*** Opening STUDY MATERIAL ***

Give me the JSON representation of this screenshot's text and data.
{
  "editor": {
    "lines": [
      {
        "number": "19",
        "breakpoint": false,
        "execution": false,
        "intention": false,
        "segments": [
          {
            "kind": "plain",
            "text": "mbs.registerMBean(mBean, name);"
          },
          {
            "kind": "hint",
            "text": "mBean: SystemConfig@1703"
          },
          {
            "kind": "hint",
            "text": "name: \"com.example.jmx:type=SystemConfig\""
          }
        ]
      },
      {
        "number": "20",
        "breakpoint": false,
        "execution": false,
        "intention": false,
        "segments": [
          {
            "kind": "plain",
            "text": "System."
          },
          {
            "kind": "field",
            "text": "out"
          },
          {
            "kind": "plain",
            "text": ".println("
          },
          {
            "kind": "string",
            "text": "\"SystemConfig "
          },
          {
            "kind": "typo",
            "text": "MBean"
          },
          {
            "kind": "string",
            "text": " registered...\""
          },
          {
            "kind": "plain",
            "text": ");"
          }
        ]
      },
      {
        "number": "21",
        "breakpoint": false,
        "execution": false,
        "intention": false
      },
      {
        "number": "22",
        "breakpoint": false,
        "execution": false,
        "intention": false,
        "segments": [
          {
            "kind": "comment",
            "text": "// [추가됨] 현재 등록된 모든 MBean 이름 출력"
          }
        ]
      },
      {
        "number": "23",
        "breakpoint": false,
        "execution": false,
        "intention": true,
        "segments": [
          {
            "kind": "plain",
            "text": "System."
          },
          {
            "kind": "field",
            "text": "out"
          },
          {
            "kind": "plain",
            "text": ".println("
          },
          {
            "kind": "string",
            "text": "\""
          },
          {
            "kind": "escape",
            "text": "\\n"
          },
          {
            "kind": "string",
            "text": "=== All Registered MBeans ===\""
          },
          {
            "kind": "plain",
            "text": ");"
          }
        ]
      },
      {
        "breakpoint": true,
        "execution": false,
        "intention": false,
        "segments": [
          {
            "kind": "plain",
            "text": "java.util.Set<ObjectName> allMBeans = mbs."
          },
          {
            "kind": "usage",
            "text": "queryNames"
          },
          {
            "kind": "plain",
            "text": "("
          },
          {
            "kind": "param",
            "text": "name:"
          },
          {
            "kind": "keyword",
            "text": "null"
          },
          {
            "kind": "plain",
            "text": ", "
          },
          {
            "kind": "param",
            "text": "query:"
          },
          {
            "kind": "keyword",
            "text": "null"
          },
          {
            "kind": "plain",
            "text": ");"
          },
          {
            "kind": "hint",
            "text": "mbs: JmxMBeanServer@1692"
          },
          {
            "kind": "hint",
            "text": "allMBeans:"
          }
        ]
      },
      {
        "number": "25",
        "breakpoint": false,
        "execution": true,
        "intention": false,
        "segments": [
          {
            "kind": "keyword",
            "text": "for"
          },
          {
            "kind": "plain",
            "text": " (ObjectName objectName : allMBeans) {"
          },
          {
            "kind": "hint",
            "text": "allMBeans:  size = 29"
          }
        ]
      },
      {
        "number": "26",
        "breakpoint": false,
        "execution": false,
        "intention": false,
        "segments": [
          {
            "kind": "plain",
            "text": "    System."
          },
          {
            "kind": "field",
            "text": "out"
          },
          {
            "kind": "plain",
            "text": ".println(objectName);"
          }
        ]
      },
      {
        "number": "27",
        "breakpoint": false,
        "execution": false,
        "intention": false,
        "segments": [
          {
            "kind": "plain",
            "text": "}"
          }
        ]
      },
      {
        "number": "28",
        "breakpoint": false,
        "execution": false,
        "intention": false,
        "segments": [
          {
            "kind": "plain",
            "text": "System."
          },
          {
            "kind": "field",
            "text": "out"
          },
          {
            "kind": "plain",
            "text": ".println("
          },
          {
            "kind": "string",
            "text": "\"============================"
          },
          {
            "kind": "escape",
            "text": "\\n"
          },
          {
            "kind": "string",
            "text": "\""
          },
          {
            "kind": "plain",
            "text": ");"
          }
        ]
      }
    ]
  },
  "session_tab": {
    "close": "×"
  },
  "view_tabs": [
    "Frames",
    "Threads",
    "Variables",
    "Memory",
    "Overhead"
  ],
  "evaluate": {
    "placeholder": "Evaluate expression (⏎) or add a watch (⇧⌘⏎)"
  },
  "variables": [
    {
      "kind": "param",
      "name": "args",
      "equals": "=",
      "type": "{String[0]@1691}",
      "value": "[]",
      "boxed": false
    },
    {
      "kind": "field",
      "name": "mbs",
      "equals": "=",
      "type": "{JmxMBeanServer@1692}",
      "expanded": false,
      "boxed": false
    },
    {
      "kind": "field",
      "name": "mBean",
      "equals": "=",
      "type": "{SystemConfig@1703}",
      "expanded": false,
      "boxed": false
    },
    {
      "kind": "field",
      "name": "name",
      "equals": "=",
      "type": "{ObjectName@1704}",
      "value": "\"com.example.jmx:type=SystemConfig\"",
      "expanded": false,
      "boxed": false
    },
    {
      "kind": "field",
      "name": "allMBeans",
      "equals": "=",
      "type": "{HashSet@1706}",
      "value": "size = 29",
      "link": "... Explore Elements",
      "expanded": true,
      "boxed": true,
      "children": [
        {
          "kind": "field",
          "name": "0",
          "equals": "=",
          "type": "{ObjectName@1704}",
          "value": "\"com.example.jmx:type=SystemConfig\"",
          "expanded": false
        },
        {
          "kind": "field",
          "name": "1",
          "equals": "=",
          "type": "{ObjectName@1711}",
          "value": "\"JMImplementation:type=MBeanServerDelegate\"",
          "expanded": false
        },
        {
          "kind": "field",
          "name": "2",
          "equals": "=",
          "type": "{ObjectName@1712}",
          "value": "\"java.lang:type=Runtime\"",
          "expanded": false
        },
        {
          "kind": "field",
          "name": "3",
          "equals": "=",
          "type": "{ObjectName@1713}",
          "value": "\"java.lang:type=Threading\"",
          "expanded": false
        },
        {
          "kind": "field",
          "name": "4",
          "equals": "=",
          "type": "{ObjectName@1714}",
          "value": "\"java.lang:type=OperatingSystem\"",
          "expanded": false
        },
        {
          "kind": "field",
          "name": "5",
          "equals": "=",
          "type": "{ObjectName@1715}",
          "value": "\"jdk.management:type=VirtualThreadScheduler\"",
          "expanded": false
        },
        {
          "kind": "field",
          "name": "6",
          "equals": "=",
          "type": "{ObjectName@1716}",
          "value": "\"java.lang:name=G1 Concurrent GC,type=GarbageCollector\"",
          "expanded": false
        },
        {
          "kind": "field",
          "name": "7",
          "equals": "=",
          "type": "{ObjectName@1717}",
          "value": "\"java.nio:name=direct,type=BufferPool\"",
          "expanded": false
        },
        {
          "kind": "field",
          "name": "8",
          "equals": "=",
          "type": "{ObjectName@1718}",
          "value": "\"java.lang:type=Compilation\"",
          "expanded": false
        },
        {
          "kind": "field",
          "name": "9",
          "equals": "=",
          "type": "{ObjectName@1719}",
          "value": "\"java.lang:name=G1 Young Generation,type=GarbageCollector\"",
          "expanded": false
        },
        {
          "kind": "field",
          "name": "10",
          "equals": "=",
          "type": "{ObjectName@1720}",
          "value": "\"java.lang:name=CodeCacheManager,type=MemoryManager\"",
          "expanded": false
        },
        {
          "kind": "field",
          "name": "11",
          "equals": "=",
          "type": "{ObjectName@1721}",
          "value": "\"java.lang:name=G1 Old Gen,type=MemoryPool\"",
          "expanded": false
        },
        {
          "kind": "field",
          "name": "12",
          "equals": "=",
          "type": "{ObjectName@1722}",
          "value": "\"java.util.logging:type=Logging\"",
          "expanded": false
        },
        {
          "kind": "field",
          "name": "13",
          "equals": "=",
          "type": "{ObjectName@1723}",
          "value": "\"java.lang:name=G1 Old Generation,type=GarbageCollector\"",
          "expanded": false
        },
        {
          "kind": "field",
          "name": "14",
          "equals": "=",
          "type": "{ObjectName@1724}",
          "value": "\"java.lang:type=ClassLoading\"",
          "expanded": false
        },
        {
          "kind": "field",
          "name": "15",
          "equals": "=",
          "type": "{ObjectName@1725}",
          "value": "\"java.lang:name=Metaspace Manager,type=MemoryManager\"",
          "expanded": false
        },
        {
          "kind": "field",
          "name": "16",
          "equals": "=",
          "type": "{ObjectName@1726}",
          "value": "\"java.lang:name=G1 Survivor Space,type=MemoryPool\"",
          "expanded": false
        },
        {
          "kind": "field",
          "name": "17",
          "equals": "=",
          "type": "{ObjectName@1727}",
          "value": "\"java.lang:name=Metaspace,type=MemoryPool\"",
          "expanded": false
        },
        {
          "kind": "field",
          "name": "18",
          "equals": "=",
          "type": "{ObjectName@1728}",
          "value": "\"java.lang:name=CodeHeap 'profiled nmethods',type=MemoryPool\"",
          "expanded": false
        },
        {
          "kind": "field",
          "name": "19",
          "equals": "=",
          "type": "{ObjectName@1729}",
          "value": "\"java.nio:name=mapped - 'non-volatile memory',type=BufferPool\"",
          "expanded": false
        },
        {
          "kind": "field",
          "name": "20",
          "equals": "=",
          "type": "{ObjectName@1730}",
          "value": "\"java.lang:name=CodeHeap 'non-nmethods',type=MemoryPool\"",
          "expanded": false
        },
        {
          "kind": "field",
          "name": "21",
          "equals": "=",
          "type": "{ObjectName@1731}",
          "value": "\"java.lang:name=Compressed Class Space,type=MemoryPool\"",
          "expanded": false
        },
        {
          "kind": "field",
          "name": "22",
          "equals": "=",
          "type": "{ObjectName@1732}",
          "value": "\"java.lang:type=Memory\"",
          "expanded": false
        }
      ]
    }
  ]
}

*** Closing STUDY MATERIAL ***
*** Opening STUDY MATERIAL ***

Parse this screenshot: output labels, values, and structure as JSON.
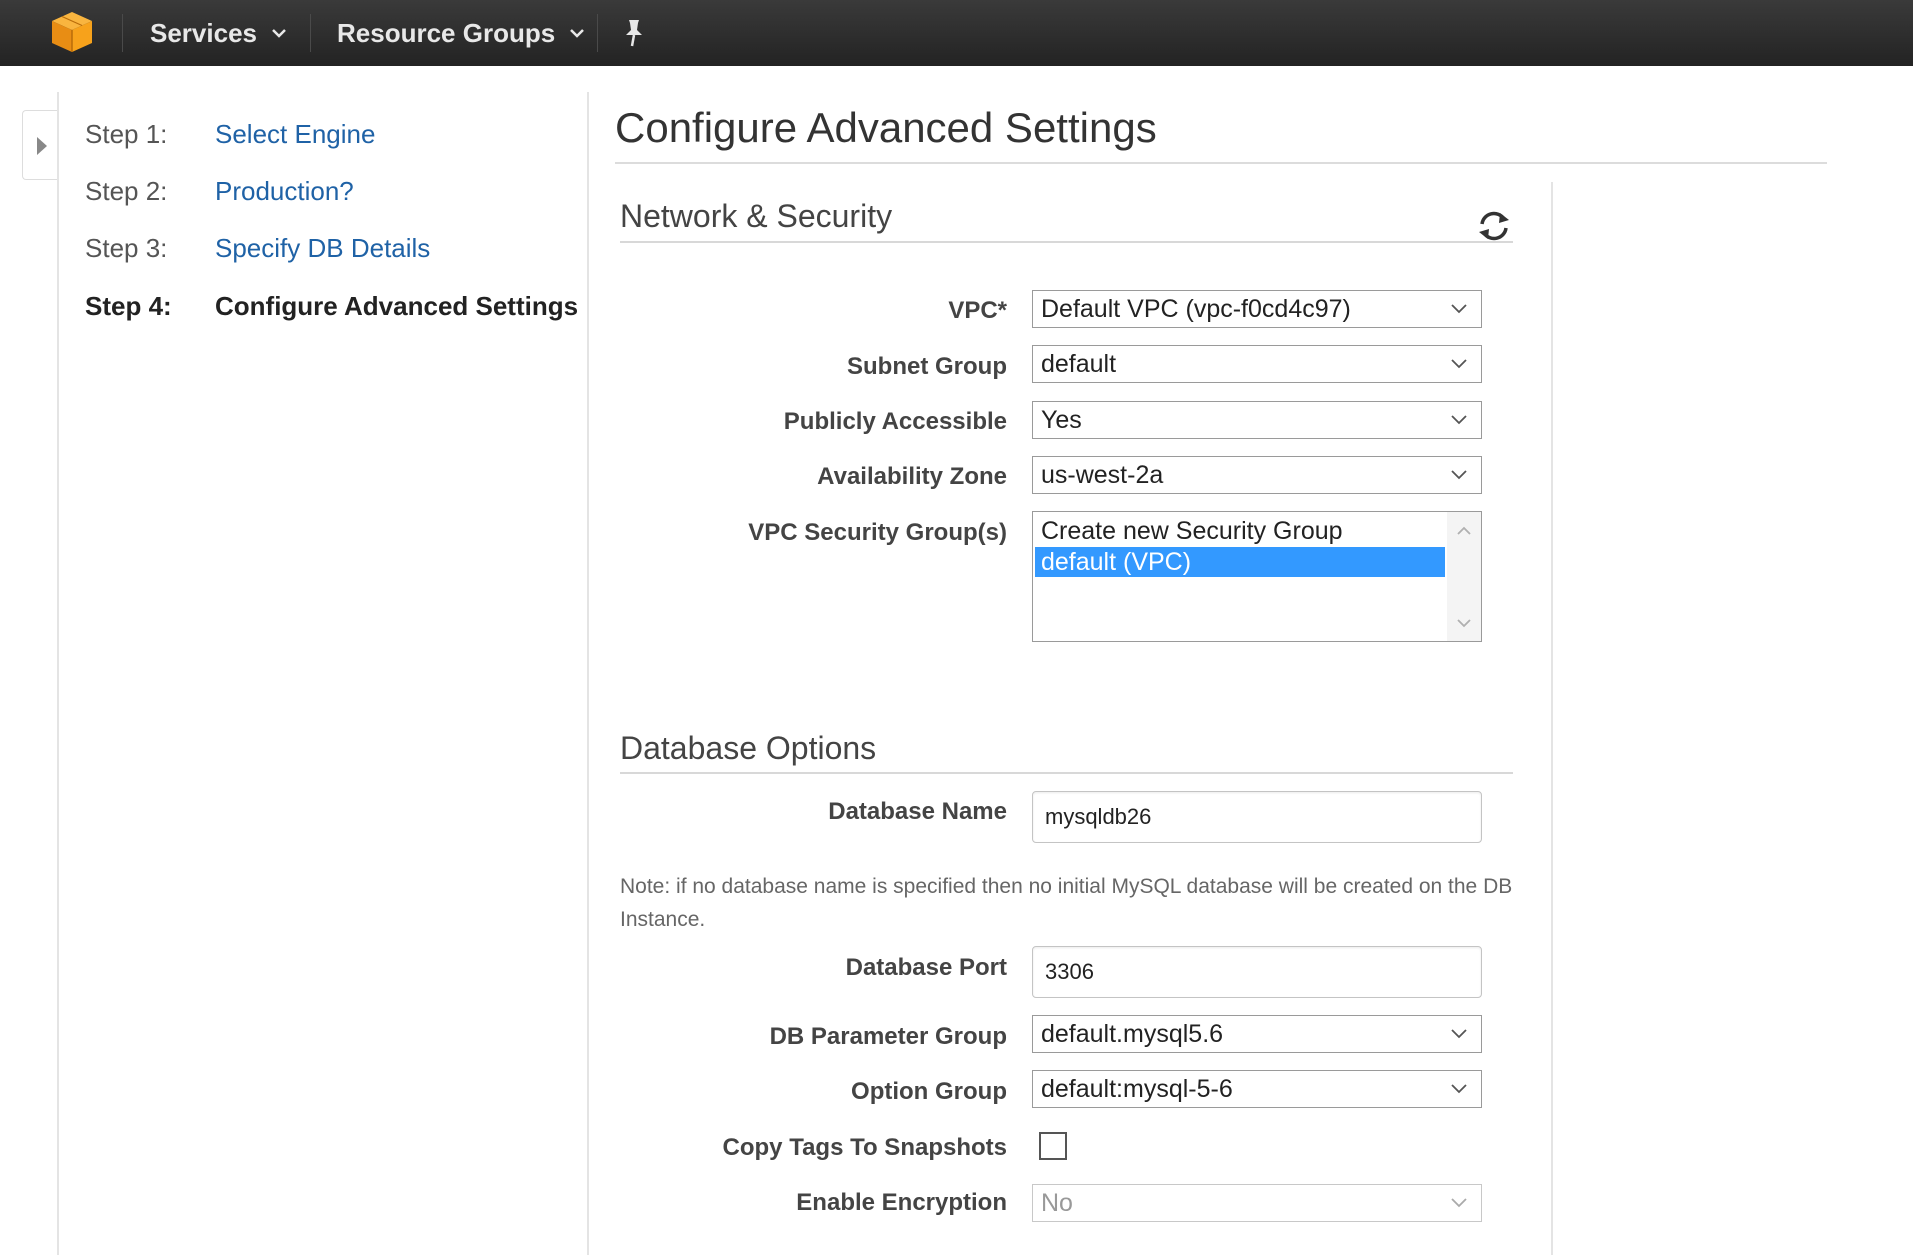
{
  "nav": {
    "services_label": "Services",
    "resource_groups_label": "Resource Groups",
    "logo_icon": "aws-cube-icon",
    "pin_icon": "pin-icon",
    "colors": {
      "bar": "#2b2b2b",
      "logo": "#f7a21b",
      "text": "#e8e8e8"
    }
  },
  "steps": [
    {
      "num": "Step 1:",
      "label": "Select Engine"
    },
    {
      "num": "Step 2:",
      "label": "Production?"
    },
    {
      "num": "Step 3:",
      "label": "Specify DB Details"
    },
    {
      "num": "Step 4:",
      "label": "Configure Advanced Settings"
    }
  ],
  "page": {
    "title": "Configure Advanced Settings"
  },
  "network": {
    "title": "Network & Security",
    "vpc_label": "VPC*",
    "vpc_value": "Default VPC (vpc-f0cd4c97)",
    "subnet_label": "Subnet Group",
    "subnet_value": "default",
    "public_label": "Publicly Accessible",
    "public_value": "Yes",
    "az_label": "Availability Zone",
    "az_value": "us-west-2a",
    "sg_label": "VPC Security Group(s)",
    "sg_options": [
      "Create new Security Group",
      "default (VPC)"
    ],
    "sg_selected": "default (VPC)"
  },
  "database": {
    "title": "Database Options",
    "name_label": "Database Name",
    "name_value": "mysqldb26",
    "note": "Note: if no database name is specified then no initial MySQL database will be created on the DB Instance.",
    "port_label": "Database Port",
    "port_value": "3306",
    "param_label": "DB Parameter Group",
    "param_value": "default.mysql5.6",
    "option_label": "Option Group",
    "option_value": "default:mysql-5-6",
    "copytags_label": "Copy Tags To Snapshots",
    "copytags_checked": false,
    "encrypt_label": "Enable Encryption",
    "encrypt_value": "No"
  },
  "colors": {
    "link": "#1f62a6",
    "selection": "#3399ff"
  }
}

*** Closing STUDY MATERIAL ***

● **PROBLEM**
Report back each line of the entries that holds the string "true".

● **ANSWER TO THIS TASK**
        "intention": true,
        "breakpoint": true,
        "execution": true,
      "expanded": true,
      "boxed": true,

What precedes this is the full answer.